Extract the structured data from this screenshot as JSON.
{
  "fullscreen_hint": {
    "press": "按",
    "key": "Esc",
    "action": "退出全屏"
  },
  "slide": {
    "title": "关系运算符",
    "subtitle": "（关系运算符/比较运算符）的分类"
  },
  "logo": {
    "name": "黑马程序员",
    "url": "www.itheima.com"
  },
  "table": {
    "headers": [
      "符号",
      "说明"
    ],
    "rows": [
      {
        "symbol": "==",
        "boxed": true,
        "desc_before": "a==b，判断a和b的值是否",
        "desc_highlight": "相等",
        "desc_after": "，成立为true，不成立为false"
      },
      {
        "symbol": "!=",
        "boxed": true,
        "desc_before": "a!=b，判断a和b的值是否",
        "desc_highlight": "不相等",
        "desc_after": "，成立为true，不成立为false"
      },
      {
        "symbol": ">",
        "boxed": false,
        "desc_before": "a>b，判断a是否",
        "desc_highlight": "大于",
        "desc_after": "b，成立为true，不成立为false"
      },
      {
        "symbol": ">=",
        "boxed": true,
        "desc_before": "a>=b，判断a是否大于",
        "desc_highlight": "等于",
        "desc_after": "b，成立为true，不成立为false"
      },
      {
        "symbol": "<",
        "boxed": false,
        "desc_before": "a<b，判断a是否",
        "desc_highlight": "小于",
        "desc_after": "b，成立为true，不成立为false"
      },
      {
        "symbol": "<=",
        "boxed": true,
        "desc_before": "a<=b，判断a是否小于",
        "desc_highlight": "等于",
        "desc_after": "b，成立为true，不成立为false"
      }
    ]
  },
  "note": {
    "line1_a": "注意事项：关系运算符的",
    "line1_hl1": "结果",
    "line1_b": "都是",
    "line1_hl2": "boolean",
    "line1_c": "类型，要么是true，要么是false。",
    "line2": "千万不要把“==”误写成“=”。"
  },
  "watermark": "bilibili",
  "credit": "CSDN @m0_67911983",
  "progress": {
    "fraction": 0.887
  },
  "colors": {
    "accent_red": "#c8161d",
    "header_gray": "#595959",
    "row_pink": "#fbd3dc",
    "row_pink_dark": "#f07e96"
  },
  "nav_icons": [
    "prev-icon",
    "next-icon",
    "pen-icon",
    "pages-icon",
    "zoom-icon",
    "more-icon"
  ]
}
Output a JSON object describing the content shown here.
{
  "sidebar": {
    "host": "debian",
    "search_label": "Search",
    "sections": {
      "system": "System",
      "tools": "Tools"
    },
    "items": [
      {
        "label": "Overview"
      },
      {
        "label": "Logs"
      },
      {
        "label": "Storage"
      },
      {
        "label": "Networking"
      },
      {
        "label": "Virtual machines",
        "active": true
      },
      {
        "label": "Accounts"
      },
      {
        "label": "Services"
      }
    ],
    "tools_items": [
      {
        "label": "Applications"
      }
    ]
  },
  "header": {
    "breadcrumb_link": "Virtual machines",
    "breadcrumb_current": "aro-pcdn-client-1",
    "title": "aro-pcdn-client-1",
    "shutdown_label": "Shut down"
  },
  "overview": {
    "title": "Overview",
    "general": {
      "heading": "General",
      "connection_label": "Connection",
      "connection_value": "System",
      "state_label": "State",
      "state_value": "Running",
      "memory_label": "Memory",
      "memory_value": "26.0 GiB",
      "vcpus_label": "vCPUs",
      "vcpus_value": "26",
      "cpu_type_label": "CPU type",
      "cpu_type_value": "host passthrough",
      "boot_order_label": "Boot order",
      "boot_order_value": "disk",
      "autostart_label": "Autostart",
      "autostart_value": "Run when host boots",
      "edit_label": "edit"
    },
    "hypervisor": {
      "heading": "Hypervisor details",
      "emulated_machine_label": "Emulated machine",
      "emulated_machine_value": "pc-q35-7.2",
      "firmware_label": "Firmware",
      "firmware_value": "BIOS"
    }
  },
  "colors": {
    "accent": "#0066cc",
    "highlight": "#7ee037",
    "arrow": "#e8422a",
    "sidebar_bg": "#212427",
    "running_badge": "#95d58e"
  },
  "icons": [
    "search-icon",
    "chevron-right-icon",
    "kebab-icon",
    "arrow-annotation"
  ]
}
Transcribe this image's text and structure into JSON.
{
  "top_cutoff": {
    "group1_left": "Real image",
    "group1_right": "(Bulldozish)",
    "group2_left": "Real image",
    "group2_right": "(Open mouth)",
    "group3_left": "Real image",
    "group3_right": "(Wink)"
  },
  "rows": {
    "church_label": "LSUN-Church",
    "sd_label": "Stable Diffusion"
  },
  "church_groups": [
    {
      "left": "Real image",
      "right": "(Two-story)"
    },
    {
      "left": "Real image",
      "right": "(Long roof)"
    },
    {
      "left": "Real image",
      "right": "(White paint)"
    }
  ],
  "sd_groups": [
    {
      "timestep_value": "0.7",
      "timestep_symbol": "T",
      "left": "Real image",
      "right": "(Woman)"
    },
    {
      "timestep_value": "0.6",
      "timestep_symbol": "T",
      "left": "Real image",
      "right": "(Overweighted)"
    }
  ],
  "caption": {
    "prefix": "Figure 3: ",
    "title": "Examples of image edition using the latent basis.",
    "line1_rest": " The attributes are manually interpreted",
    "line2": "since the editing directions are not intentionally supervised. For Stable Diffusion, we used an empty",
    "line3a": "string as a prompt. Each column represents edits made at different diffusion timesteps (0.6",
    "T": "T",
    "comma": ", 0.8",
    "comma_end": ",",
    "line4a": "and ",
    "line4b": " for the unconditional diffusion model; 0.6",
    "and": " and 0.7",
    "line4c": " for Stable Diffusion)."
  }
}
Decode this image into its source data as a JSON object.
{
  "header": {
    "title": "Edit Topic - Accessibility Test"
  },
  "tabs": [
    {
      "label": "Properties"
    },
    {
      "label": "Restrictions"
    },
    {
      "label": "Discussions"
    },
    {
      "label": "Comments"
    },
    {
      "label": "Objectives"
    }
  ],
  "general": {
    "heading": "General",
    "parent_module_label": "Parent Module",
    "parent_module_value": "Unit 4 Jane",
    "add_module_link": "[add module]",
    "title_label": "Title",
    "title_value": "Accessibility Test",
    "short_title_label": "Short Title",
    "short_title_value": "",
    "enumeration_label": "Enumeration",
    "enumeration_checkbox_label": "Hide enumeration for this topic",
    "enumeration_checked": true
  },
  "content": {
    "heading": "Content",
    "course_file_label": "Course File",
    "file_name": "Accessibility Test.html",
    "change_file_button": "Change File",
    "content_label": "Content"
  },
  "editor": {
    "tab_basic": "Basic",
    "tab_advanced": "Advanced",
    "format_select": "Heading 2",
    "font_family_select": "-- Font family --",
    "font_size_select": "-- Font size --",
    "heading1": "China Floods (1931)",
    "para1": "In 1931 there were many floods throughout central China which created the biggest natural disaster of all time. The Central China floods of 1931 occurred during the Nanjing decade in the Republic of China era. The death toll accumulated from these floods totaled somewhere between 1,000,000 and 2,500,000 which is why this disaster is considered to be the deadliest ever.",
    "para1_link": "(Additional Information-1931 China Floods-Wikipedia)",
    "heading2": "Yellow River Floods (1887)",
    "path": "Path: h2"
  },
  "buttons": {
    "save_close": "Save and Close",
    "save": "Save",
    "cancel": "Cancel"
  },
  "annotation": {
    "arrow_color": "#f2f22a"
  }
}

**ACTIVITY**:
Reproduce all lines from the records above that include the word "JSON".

**RESPONSE**:
Extract the structured data from this screenshot as JSON.
Output a JSON object describing the content shown here.
Transcribe this image's text and structure into JSON.
Decode this image into its source data as a JSON object.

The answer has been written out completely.